Carter called the decision a modest financial risk that could deliver a major public relations coup for Charter. "This will give them good PR throughout the entire season," he said.
Dodgers games still will not be available to customers of DirecTV, Verizon FiOS, AT&T U-Verse, Dish Network and Cox Cable, which provide service to more than half of Southland pay-TV households. It was not immediately clear whether any of the other providers would be forced back to the bargaining table by Charter's decision.
Time Warner Cable landed the distribution rights to SportsNet LA by agreeing to a 25-year, $8.35-billion deal with Guggenheim Baseball Management, which owns the Dodgers. Time Warner Cable had been asking other pay-TV providers to pay as much as $4.90 a month per subscriber home to carry the channel, according to industry consulting firm SNL Kagan.
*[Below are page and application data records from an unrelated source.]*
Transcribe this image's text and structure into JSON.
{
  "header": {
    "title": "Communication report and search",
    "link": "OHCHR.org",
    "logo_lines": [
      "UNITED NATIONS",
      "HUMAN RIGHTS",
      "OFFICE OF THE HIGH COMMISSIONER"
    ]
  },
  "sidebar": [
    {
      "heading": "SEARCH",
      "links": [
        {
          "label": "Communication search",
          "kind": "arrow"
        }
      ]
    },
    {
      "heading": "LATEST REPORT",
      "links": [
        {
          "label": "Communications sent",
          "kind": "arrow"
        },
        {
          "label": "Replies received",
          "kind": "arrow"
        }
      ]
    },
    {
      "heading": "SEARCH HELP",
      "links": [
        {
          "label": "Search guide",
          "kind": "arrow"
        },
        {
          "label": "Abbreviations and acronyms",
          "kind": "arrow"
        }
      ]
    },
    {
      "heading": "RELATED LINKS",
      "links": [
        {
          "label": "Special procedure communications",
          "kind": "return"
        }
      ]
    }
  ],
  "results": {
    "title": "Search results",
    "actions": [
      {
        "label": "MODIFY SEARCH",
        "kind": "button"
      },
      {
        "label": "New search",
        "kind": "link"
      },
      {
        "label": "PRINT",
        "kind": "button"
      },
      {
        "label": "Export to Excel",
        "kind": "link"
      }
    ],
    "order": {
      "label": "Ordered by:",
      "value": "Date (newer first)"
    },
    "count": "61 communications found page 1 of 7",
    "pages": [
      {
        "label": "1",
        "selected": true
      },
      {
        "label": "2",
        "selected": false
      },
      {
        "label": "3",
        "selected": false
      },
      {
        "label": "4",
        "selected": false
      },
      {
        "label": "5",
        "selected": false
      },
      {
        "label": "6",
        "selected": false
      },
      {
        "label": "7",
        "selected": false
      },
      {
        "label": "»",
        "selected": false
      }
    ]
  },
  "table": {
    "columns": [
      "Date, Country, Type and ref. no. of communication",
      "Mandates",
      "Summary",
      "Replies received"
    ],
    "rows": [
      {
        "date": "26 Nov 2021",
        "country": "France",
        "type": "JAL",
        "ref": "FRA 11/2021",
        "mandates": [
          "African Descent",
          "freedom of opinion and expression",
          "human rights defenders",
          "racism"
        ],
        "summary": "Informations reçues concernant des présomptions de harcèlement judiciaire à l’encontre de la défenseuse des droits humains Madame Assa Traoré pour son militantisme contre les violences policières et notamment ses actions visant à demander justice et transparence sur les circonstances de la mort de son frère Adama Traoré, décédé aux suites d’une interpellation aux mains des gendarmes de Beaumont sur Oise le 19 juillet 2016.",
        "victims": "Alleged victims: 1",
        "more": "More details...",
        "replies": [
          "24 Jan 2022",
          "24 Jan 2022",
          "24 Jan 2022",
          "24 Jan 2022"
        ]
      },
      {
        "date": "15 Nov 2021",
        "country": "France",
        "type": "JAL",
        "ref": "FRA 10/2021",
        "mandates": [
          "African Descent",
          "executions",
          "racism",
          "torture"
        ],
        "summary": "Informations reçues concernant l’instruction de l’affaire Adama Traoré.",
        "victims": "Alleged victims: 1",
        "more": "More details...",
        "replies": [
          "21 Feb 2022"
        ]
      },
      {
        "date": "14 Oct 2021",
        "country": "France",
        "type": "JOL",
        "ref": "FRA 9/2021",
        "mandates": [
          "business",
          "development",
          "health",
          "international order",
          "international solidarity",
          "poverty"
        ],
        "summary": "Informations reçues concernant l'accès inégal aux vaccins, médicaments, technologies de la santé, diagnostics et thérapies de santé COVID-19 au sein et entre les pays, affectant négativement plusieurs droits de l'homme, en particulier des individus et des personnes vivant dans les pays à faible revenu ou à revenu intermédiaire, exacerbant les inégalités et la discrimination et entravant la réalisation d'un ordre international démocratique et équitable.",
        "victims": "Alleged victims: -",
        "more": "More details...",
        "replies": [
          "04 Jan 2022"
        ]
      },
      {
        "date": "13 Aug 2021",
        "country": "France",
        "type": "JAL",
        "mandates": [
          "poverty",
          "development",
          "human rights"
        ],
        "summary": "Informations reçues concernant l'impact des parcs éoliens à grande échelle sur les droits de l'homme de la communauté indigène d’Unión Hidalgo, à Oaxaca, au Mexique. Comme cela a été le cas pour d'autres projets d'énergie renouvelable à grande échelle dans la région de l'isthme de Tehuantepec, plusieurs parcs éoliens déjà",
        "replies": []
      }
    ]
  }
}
But no other provider would pony up. That left Time Warner Cable as the only major provider in the region to offer SportsNet LA.
DirecTV, the second-largest pay TV provider in the region, is currently in the thick of its own takeover. Telecommunications giant AT&T is in the process of buying the El Segundo-based satellite provider, and expects federal approval for that $49-billion deal within the next few weeks.
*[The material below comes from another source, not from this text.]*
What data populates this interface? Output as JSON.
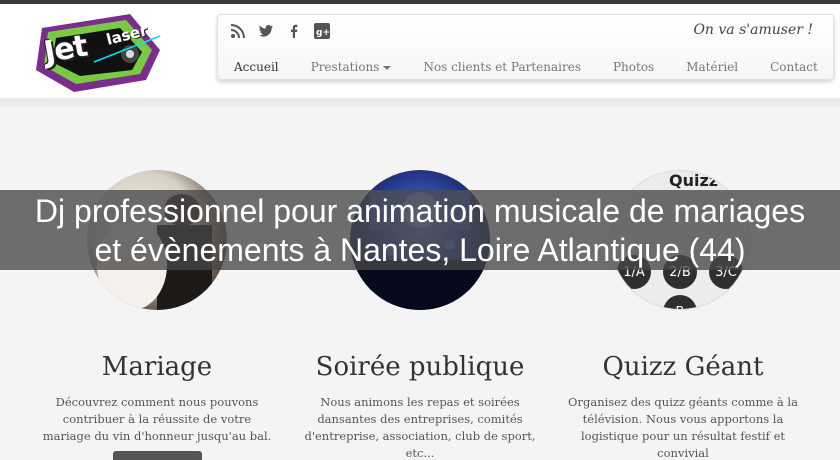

For DirecTV, the stakes are significantly higher because it has four times as many subscribers as Charter. That means the costs to carry the Dodgers channel would be four times more than what Charter is likely to agree to pay.
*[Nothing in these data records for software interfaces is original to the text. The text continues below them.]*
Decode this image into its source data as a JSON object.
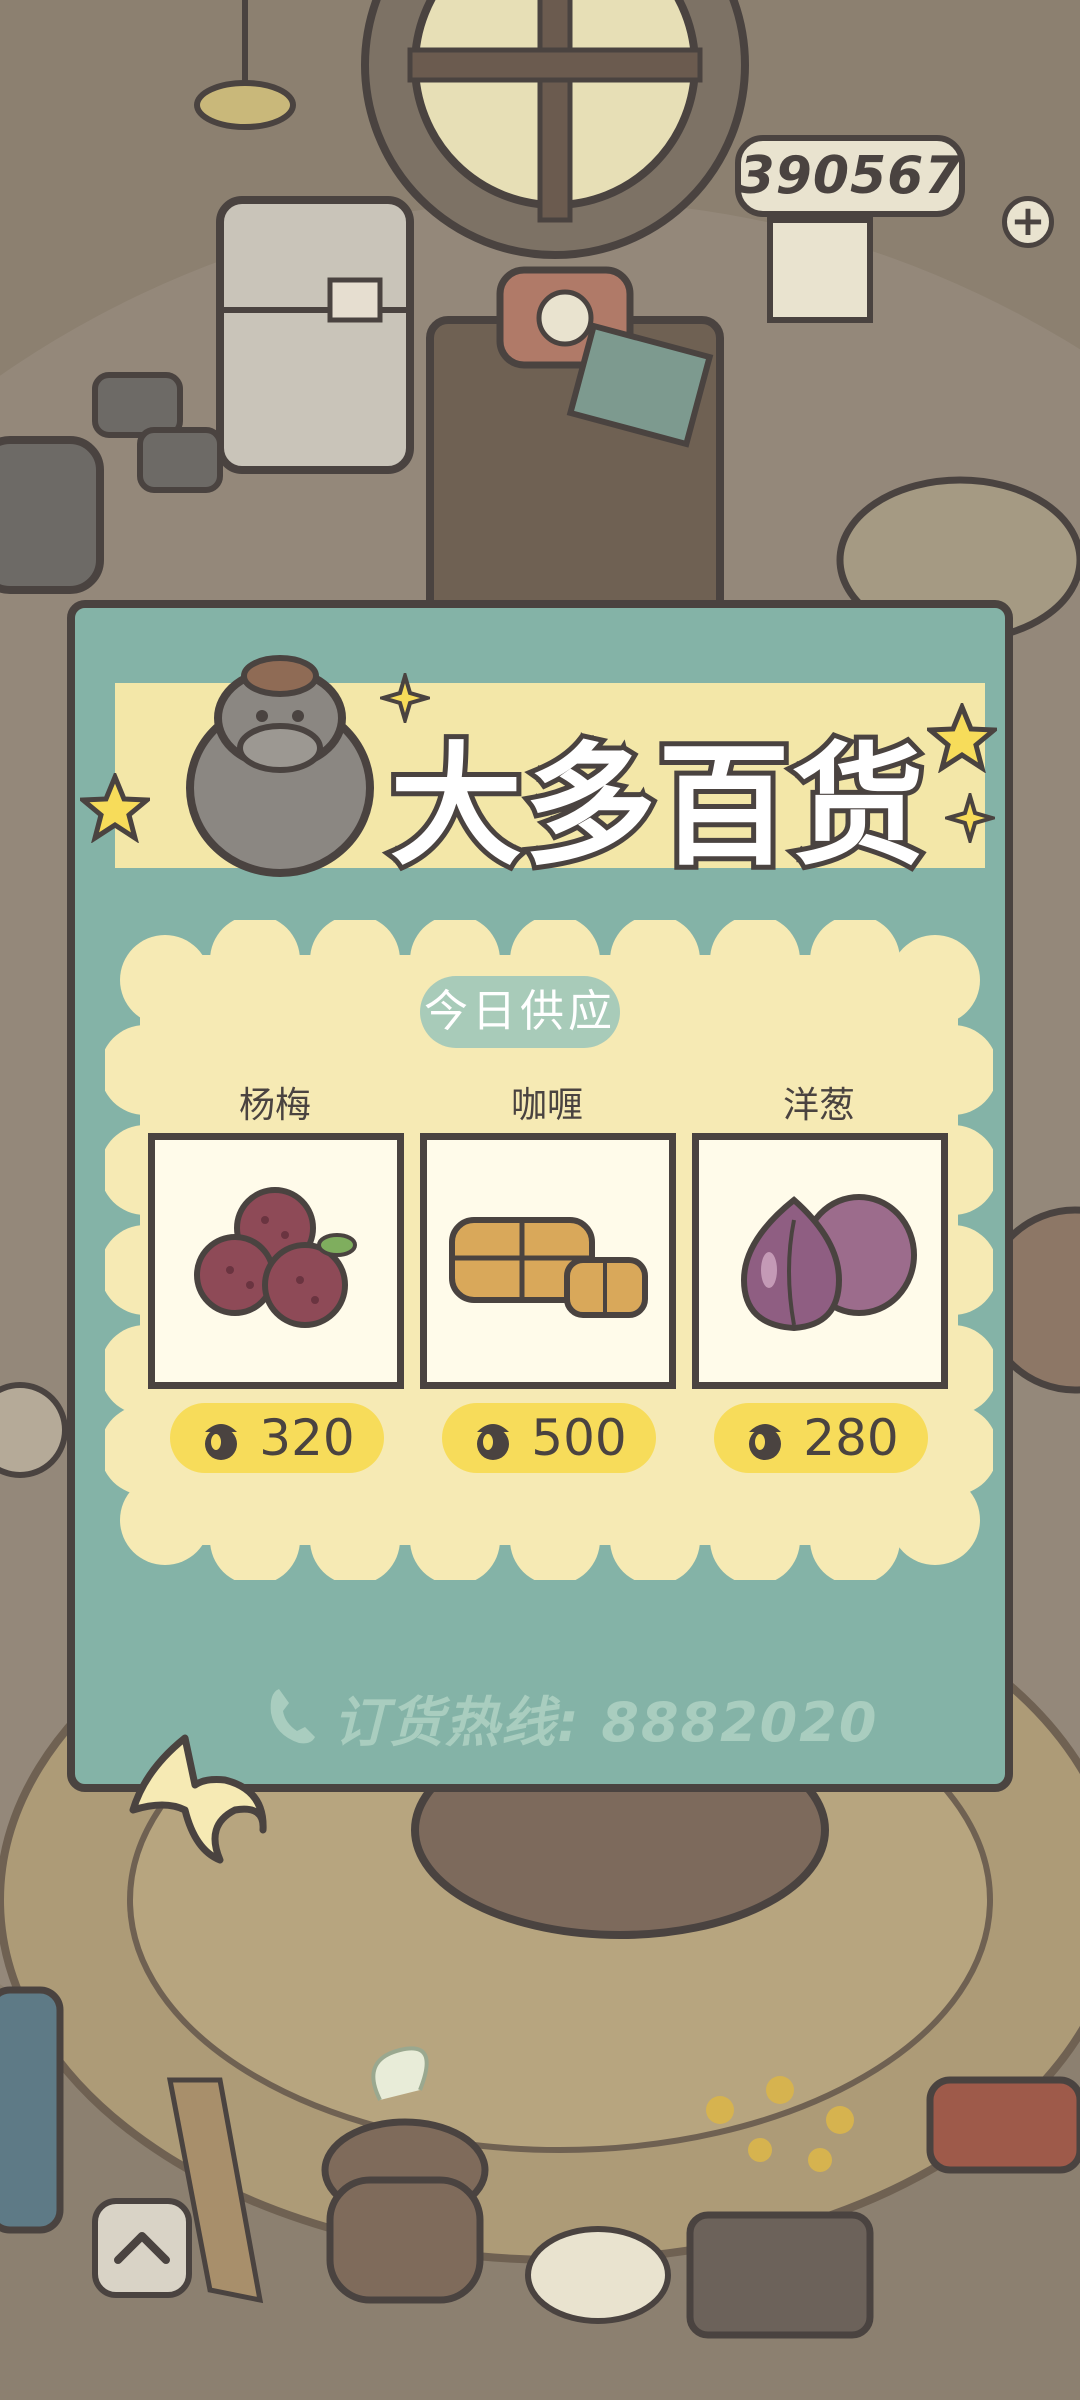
{
  "hud": {
    "acorn_count": "390567",
    "plus_label": "+"
  },
  "shop": {
    "title": "大多百货",
    "today_label": "今日供应",
    "items": [
      {
        "name": "杨梅",
        "price": "320",
        "icon": "bayberry-icon"
      },
      {
        "name": "咖喱",
        "price": "500",
        "icon": "curry-icon"
      },
      {
        "name": "洋葱",
        "price": "280",
        "icon": "onion-icon"
      }
    ],
    "hotline": "订货热线: 8882020",
    "currency_icon": "acorn-icon"
  },
  "colors": {
    "panel": "#84b3a7",
    "title_band": "#f3e7a8",
    "price_pill": "#f7dc5a",
    "outline": "#4a4340"
  }
}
SNL Kagan has said SportsNet LA is among the most expensive sports channels in the nation. That has been a sore point for other operators because unlike other pricey channels, SportsNet LA broadcasts only the Dodgers. That leaves the channel devoid of live game action for nearly six months of the year.
"We continue to hope TWC and the Dodger front office will compromise with the rest of Southern California's providers so all Dodger fans can watch their games without burdening everyone else with significantly higher fees," DirecTV said in a statement.
Cox Communications, which serves the Palos Verdes Peninsula and parts of Orange County, said Charter's move doesn't change its position.
"We're open to carrying the channel at reasonable and flexible terms that don't overburden our customer base," a Cox spokesman said.
Rutledge did not rule out the prospect that Charter's decision could prompt other providers to reconsider their resistance.
"Could it cause the rest of the players in Los Angeles to take the channel? I don't know that for sure, but at minimum, that would be a great outcome," Rutledge said.
For now, expect Dodgers games to be back just in time for summer in Charter's service area, which includes Glendale, Burbank, Malibu, Long Beach, West Covina, Riverside and parts of the San Gabriel Valley.
"Christmas is coming early," said a jubilant Jackie Manjarrez, 23, of Whittier, who describes herself as a lifelong Dodgers fan. "There's going to [be] Dodger parties at my house all the time now."
For the last year, the only way for Manjarrez to watch games was to pack up the family for a trip to Dodger Stadium. Her attempts to watch games online were futile, and radio has its limits, she said. Manjarrez's family switched to Charter from DirecTV about five months ago, and until now, they were unsure whether they had made the right call.
"I'm just excited to be able to watch from home," Manjarrez said.
Jason Curry of Rancho Cucamonga said he wasn't a Charter customer — but that soon might change.
"We've been waiting for this opportunity," Curry said. "I go where the Dodgers go, and I think most fans will do the same thing."
Curry, 34, said his DirecTV contract ended in January, after he spent the last year tuning in to Dodger games in a "bootleg" style, either online or on the radio.
"I want to be able to sit down and watch the game on the TV," Curry said, adding that he had just gotten off the phone with a Charter representative to inquire about a new subscription package. "I'm a Laker fan and a Dodgers fan … so if I can watch those teams, I'm a happy camper."